THE RECORDS ▸

* * *

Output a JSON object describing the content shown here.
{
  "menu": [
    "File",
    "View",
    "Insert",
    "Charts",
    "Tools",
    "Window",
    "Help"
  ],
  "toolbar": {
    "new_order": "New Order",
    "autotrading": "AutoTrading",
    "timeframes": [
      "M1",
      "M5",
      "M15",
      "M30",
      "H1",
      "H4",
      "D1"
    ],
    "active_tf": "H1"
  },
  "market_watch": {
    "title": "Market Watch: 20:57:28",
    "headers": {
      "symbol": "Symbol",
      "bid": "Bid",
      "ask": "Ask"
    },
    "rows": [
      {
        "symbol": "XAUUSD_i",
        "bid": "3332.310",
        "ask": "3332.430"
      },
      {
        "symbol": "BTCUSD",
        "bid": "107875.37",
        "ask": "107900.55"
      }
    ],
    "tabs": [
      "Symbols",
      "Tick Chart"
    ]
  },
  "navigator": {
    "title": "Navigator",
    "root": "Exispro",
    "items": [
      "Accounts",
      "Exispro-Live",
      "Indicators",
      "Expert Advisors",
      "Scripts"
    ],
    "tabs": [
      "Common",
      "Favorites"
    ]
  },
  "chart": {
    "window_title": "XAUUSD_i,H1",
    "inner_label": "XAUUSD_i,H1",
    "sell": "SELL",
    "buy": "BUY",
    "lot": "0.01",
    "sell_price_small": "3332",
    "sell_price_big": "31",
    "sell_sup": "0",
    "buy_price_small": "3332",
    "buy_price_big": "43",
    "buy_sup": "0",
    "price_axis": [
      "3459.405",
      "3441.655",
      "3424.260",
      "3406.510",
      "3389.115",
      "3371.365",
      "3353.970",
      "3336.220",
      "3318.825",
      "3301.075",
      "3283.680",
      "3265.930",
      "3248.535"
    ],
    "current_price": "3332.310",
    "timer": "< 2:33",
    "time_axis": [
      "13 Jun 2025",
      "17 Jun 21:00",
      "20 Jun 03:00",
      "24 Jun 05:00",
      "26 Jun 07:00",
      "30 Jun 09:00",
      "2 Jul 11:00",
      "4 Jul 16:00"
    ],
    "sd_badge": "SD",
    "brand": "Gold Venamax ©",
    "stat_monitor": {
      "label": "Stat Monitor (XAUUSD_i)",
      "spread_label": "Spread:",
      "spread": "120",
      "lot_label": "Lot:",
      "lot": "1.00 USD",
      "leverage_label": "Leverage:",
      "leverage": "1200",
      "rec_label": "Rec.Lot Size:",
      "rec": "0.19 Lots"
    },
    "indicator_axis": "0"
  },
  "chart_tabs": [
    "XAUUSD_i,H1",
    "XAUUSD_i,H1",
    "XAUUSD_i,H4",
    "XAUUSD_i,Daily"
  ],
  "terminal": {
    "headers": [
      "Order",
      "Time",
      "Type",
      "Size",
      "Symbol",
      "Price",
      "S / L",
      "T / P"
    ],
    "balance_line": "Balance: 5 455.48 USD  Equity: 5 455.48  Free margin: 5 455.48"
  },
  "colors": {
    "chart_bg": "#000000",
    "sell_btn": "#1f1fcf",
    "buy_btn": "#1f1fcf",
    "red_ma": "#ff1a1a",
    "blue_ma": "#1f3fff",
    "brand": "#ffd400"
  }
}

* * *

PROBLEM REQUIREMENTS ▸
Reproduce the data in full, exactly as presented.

TASK ANSWER ▸
Output a JSON object describing the content shown here.
{
  "menu": [
    "File",
    "View",
    "Insert",
    "Charts",
    "Tools",
    "Window",
    "Help"
  ],
  "toolbar": {
    "new_order": "New Order",
    "autotrading": "AutoTrading",
    "timeframes": [
      "M1",
      "M5",
      "M15",
      "M30",
      "H1",
      "H4",
      "D1"
    ],
    "active_tf": "H1"
  },
  "market_watch": {
    "title": "Market Watch: 20:57:28",
    "headers": {
      "symbol": "Symbol",
      "bid": "Bid",
      "ask": "Ask"
    },
    "rows": [
      {
        "symbol": "XAUUSD_i",
        "bid": "3332.310",
        "ask": "3332.430"
      },
      {
        "symbol": "BTCUSD",
        "bid": "107875.37",
        "ask": "107900.55"
      }
    ],
    "tabs": [
      "Symbols",
      "Tick Chart"
    ]
  },
  "navigator": {
    "title": "Navigator",
    "root": "Exispro",
    "items": [
      "Accounts",
      "Exispro-Live",
      "Indicators",
      "Expert Advisors",
      "Scripts"
    ],
    "tabs": [
      "Common",
      "Favorites"
    ]
  },
  "chart": {
    "window_title": "XAUUSD_i,H1",
    "inner_label": "XAUUSD_i,H1",
    "sell": "SELL",
    "buy": "BUY",
    "lot": "0.01",
    "sell_price_small": "3332",
    "sell_price_big": "31",
    "sell_sup": "0",
    "buy_price_small": "3332",
    "buy_price_big": "43",
    "buy_sup": "0",
    "price_axis": [
      "3459.405",
      "3441.655",
      "3424.260",
      "3406.510",
      "3389.115",
      "3371.365",
      "3353.970",
      "3336.220",
      "3318.825",
      "3301.075",
      "3283.680",
      "3265.930",
      "3248.535"
    ],
    "current_price": "3332.310",
    "timer": "< 2:33",
    "time_axis": [
      "13 Jun 2025",
      "17 Jun 21:00",
      "20 Jun 03:00",
      "24 Jun 05:00",
      "26 Jun 07:00",
      "30 Jun 09:00",
      "2 Jul 11:00",
      "4 Jul 16:00"
    ],
    "sd_badge": "SD",
    "brand": "Gold Venamax ©",
    "stat_monitor": {
      "label": "Stat Monitor (XAUUSD_i)",
      "spread_label": "Spread:",
      "spread": "120",
      "lot_label": "Lot:",
      "lot": "1.00 USD",
      "leverage_label": "Leverage:",
      "leverage": "1200",
      "rec_label": "Rec.Lot Size:",
      "rec": "0.19 Lots"
    },
    "indicator_axis": "0"
  },
  "chart_tabs": [
    "XAUUSD_i,H1",
    "XAUUSD_i,H1",
    "XAUUSD_i,H4",
    "XAUUSD_i,Daily"
  ],
  "terminal": {
    "headers": [
      "Order",
      "Time",
      "Type",
      "Size",
      "Symbol",
      "Price",
      "S / L",
      "T / P"
    ],
    "balance_line": "Balance: 5 455.48 USD  Equity: 5 455.48  Free margin: 5 455.48"
  },
  "colors": {
    "chart_bg": "#000000",
    "sell_btn": "#1f1fcf",
    "buy_btn": "#1f1fcf",
    "red_ma": "#ff1a1a",
    "blue_ma": "#1f3fff",
    "brand": "#ffd400"
  }
}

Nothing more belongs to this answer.